 Ibid, p. 42, p. 60.
 Gershon Shafir, Land, Labor, and the Origins of the Israeli-Palestinian Conflict (Cambridge 1989), p. 43.
 Ibid, p. 43.
 Exact figures are impossible to come by due to the prevalence of illegal immigration and land purchase through third parties. For the best available figures see Walid Khalidi (ed.), From Haven to Conquest: Readings in Zionism and the Palestine Problem Until 1948 (Washington 1971), pp. 841–3.
 Britain committed itself to supporting the Zionist movement in the Balfour Declaration of 1917. The British were so apprehensive about the Arab reaction to this document that they did not allow it to be published in Palestine.

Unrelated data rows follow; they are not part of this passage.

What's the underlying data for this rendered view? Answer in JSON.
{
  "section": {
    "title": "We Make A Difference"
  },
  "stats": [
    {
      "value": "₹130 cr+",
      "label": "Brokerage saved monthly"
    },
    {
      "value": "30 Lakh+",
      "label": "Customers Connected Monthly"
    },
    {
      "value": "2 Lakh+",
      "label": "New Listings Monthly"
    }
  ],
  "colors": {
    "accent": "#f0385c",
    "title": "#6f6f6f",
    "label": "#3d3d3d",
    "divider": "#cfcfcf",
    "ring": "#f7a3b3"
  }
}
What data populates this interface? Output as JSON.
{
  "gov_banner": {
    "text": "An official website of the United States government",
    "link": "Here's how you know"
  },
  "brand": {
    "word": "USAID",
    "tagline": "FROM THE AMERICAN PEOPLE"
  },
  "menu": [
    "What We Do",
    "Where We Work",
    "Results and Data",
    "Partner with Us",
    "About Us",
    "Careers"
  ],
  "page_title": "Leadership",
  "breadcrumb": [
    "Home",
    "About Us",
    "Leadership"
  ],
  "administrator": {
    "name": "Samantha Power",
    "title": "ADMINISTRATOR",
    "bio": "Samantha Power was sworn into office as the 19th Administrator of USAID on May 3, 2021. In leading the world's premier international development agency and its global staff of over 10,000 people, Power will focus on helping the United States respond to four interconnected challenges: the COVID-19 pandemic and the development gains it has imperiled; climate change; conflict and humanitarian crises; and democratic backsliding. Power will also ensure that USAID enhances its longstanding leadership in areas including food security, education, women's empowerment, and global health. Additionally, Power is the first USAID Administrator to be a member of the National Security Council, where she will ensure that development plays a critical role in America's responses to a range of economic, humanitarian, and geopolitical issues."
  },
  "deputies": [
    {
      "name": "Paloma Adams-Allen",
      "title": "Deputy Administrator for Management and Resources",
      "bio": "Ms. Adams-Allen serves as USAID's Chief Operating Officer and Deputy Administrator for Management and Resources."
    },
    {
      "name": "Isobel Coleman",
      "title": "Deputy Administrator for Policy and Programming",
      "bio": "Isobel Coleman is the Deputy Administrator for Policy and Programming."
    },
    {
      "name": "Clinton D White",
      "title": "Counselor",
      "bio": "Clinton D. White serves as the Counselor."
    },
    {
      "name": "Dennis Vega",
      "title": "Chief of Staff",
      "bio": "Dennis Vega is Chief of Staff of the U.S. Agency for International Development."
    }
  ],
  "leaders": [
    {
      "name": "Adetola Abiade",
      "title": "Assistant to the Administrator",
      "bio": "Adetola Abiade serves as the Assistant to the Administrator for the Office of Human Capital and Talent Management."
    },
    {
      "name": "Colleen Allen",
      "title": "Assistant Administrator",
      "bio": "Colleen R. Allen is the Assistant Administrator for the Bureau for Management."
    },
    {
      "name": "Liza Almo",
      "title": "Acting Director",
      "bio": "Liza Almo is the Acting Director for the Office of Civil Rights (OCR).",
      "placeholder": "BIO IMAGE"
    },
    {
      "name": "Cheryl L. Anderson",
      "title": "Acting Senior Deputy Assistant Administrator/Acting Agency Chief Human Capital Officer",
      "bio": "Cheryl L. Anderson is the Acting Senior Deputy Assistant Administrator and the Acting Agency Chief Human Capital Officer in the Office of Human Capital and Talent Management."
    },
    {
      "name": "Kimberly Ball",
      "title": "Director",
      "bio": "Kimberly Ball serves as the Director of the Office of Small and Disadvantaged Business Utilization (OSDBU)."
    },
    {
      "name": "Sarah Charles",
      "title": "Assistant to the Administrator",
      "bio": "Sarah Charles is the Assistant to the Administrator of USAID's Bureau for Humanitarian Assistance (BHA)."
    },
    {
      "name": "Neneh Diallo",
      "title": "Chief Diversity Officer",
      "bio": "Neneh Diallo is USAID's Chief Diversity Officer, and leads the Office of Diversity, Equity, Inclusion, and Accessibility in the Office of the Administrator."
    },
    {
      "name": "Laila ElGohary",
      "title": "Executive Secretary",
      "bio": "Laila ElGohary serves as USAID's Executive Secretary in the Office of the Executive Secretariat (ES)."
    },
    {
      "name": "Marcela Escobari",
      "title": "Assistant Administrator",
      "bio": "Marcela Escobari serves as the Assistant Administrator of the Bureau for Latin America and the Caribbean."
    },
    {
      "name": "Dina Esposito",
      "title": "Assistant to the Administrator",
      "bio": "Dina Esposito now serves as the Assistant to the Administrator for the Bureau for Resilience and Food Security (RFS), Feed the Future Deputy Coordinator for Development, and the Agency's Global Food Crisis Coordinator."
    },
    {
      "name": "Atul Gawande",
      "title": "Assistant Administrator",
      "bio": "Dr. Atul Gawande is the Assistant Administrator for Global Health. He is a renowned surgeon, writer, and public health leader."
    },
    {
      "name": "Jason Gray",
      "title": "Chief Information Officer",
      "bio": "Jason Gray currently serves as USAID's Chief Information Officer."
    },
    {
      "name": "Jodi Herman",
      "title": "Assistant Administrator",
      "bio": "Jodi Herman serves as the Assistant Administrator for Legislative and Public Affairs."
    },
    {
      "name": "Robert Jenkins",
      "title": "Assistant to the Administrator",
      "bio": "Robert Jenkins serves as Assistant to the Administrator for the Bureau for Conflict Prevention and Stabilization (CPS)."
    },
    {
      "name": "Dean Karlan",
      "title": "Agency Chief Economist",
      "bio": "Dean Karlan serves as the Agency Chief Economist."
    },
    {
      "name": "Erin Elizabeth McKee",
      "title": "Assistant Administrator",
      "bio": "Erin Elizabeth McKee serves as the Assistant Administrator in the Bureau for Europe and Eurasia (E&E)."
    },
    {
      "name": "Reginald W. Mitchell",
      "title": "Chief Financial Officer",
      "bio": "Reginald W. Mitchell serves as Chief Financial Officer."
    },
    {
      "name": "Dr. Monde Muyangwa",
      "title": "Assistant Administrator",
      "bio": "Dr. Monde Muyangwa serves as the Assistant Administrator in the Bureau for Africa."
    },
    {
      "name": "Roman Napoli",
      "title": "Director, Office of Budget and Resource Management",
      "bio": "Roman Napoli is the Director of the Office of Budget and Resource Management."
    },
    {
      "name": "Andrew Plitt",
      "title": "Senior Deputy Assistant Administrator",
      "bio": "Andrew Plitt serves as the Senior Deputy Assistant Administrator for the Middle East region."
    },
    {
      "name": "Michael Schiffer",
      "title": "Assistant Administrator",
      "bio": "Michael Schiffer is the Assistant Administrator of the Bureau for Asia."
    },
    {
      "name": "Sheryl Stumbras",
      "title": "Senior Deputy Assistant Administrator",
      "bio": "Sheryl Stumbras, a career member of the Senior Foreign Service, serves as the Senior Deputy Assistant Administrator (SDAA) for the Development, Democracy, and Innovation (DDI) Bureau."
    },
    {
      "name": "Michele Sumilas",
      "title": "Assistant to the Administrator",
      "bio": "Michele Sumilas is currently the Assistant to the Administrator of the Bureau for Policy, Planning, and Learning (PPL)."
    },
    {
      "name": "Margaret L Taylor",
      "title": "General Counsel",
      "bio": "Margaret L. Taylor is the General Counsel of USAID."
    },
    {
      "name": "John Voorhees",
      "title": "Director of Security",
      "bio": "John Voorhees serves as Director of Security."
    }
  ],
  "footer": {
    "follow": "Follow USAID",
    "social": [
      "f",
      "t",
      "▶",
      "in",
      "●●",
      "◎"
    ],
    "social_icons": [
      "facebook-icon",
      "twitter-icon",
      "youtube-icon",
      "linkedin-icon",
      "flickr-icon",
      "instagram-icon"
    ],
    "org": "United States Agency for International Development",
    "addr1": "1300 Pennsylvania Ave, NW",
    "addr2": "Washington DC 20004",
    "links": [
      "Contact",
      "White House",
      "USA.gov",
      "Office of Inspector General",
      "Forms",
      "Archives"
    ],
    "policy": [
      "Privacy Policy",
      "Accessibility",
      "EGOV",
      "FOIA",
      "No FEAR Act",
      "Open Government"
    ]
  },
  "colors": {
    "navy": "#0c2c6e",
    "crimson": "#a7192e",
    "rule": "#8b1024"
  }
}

 Shafir, pp. 50–52.
 As early as 1906, David Ben Gurion insisted on the need to organize Jewish labor, while at the same time excluding Arab labor. This position was opposed by more conventional left wing Jews who wanted to organize all labor in Palestine. Weinstock, p. 87.
 Walter Lehn with Uri Davis, The Jewish National Fund (London 1988), p. 27.
 Ibid, p. 59.
 Shafir, p. 64 shows pay ratios approaching 2 to 1.
 Uri Davis, Israel: An Apartheid State (London 1987), p. 9.
 Ibid, p. 18.
 Ibid, p. 20.
 Ibid, pp. 58–60.
 Moshe Semyonov and Noah Lewin-Epstein, Hewers of Wood and Drawers of Water: Noncitizen Arabs in the Israeli Labor Market (Ithaca 1987), pp. 22–3.
 Ibid, pp. 22–3. The question of stratification within the Jewish caste is discussed below.
 Ilan Halevi, A History of the Jews: Ancient and Modern (London 1987), p. 204.
 Shlomo Swirsky, Israel: the Oriental Majority (London 1989), pp. 9–16.
 Halevi, pp. 24–6.
 Swirsky, pp. 26–8.
 It is worth noting that Israeli ID cards do not list “Israeli” as a nationality. Religion and nationality are listed together, as either “Jewish”, or, for example, “Sunni Muslim Arab”. Thus, no legal barrier prevents the denial of citizenship rights to non-Jews or, for that matter, to Jews whose credentials are rejected by the Israeli state. See Davis, pp. 26–32.
 Arendt, Eichmann, pp. 269–70.
 G. W. Bowersock, “Palestine: Ancient History and Modern Politics,” Edward W. Said and Christopher Hitchens (eds.), Blaming the Victims: Spurious Scholarship and the Palestinian Question (London 1988), p. 185.
 Roselle Tekiner, “The ‘Who is a Jew?’ Controversy in Israel: a Product of Political Zionism,” Rosellle Tekiner, Samir Abed-Rabbo, and Norton Mezvinsky (eds.), Anti-Zionism: Analytical Reflections (Brattleboro, 1989), p. 75.
 Ibid, pp. 80–1.
 The English translation was published under the title Arabesques.